__Aim of the exercise__. Would you show every line from the records that holds "data"?

### Exercise material ###

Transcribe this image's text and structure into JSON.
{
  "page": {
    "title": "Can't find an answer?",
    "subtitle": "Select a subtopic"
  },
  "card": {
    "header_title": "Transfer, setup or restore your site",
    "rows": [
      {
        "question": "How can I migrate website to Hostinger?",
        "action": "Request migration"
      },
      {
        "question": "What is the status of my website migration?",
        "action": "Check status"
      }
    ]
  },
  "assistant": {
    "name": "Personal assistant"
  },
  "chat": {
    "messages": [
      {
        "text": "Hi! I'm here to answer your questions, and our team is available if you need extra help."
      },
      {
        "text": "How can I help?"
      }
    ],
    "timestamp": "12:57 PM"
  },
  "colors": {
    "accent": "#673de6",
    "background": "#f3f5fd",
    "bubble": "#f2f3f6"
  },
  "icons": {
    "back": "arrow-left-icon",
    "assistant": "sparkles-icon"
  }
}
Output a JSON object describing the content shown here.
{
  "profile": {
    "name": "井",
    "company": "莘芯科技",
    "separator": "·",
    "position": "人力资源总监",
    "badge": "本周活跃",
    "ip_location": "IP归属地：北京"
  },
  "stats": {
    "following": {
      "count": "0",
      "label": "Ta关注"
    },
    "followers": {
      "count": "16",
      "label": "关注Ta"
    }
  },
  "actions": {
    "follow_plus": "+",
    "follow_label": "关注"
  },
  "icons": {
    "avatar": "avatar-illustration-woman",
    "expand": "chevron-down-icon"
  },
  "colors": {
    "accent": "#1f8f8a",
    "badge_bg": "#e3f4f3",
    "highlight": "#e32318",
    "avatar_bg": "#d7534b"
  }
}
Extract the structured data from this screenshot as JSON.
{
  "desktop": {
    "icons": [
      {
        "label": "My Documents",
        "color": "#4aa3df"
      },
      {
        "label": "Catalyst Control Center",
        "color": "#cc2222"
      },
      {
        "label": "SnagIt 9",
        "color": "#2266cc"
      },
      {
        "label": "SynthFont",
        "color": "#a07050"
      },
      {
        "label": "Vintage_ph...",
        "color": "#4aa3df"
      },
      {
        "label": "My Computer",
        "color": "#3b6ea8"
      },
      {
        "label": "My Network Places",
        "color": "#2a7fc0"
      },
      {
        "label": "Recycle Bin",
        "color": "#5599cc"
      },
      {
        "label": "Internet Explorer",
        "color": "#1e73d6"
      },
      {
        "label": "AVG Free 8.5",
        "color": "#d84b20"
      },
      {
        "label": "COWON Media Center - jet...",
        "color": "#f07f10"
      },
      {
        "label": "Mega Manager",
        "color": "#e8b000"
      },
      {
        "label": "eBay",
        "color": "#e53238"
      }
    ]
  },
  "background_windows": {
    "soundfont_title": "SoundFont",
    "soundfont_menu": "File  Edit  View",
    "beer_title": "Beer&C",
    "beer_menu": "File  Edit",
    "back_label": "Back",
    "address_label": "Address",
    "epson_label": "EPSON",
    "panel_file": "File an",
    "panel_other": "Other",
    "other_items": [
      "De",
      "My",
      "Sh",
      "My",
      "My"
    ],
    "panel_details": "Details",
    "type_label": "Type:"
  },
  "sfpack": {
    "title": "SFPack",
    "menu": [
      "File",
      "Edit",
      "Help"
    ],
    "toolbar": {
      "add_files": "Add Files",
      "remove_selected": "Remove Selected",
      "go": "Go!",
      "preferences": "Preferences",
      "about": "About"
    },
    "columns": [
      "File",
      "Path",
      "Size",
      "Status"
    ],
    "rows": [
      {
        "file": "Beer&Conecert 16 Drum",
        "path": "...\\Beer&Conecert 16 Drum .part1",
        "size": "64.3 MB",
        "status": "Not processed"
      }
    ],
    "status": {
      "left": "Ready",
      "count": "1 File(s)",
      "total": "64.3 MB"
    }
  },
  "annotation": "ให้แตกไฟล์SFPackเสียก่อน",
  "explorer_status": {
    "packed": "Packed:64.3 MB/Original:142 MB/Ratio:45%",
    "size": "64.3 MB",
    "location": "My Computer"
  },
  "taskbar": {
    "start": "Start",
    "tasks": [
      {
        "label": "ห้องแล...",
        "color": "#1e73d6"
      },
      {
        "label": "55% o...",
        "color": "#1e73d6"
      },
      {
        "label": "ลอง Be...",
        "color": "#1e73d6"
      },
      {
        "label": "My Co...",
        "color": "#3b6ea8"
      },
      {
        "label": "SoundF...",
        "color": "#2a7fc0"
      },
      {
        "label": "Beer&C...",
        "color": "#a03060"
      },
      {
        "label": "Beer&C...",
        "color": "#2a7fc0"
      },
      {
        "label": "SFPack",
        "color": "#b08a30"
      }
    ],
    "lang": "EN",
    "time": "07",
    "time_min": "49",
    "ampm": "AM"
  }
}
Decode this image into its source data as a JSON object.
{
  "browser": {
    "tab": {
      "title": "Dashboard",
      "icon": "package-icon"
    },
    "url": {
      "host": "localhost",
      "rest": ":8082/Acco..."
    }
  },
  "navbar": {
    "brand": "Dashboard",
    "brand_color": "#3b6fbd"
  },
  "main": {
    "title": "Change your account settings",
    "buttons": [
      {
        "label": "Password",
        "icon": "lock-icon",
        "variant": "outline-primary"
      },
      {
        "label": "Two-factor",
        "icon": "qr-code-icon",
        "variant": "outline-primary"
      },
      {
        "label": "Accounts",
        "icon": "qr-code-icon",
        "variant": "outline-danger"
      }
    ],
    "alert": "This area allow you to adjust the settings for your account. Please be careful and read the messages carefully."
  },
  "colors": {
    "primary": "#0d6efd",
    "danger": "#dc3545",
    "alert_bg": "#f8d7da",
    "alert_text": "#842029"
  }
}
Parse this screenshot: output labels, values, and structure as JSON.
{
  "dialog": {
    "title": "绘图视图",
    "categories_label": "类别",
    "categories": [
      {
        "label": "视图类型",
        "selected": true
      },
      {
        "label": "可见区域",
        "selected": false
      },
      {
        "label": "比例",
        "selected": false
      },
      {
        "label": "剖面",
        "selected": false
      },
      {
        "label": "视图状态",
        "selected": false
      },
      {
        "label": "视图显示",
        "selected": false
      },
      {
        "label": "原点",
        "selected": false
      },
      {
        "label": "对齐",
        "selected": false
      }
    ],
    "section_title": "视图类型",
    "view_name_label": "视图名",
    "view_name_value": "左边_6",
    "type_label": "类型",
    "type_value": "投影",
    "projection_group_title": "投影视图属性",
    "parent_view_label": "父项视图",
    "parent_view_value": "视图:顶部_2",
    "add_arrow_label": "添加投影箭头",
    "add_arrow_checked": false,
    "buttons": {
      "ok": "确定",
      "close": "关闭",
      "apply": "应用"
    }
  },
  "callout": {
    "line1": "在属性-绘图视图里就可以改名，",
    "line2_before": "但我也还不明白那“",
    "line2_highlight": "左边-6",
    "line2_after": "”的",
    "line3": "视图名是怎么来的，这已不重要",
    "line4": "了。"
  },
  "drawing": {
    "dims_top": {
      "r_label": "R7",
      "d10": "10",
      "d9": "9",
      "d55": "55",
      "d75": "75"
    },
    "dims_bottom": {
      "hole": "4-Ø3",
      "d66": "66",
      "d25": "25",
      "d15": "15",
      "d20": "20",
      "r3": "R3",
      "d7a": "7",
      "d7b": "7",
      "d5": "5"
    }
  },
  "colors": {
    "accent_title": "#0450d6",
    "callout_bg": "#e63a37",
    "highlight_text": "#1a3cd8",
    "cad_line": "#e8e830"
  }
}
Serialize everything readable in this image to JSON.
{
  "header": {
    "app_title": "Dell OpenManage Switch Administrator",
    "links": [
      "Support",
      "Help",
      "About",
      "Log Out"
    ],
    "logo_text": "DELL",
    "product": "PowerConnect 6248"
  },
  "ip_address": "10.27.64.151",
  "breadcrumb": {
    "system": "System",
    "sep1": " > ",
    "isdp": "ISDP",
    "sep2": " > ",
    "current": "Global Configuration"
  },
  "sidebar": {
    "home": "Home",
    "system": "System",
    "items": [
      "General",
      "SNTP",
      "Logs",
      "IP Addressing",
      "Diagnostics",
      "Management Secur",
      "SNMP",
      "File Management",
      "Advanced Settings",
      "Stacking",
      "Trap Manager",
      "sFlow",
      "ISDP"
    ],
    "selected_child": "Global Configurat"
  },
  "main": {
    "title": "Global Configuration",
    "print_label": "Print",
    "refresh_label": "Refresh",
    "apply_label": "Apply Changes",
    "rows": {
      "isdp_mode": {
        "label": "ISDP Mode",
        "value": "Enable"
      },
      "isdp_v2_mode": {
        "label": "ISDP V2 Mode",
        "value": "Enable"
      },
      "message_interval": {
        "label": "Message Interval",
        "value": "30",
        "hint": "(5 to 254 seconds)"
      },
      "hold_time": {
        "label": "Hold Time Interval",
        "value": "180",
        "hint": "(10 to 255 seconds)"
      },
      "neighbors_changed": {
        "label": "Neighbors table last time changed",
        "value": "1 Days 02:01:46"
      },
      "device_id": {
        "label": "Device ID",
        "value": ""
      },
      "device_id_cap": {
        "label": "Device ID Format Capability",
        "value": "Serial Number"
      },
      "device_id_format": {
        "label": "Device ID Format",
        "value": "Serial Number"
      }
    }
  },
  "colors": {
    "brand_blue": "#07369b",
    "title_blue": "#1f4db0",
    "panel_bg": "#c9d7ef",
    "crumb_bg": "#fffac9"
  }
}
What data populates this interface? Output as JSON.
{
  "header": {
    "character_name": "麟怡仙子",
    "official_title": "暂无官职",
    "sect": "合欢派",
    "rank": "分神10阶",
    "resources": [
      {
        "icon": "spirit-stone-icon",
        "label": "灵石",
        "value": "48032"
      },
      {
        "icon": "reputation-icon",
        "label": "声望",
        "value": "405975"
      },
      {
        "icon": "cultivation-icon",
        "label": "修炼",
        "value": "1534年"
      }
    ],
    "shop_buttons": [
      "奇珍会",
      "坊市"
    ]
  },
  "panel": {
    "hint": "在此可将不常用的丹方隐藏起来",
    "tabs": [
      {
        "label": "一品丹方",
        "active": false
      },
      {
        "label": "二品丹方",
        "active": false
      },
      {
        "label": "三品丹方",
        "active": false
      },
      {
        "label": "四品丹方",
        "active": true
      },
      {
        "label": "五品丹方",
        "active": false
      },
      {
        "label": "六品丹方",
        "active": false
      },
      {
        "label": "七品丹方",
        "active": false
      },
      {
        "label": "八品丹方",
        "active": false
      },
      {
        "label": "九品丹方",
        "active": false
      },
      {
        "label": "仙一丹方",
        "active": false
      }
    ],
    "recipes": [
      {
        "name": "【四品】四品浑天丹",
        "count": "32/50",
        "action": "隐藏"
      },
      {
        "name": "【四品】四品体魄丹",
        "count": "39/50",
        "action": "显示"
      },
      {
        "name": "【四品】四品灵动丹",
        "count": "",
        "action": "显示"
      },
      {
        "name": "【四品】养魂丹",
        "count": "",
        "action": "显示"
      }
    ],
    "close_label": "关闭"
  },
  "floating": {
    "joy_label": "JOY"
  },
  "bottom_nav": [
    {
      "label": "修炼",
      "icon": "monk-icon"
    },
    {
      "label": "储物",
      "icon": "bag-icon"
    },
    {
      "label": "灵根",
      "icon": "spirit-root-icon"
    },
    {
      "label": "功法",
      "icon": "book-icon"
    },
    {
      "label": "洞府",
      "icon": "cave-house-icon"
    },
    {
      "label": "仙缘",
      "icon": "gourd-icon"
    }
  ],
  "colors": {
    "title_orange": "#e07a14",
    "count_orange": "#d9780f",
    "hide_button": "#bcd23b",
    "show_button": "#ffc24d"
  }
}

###

__Written solution__.
Extract the structured data from this screenshot as JSON.
Decode this image into its source data as a JSON object.
What data populates this interface? Output as JSON.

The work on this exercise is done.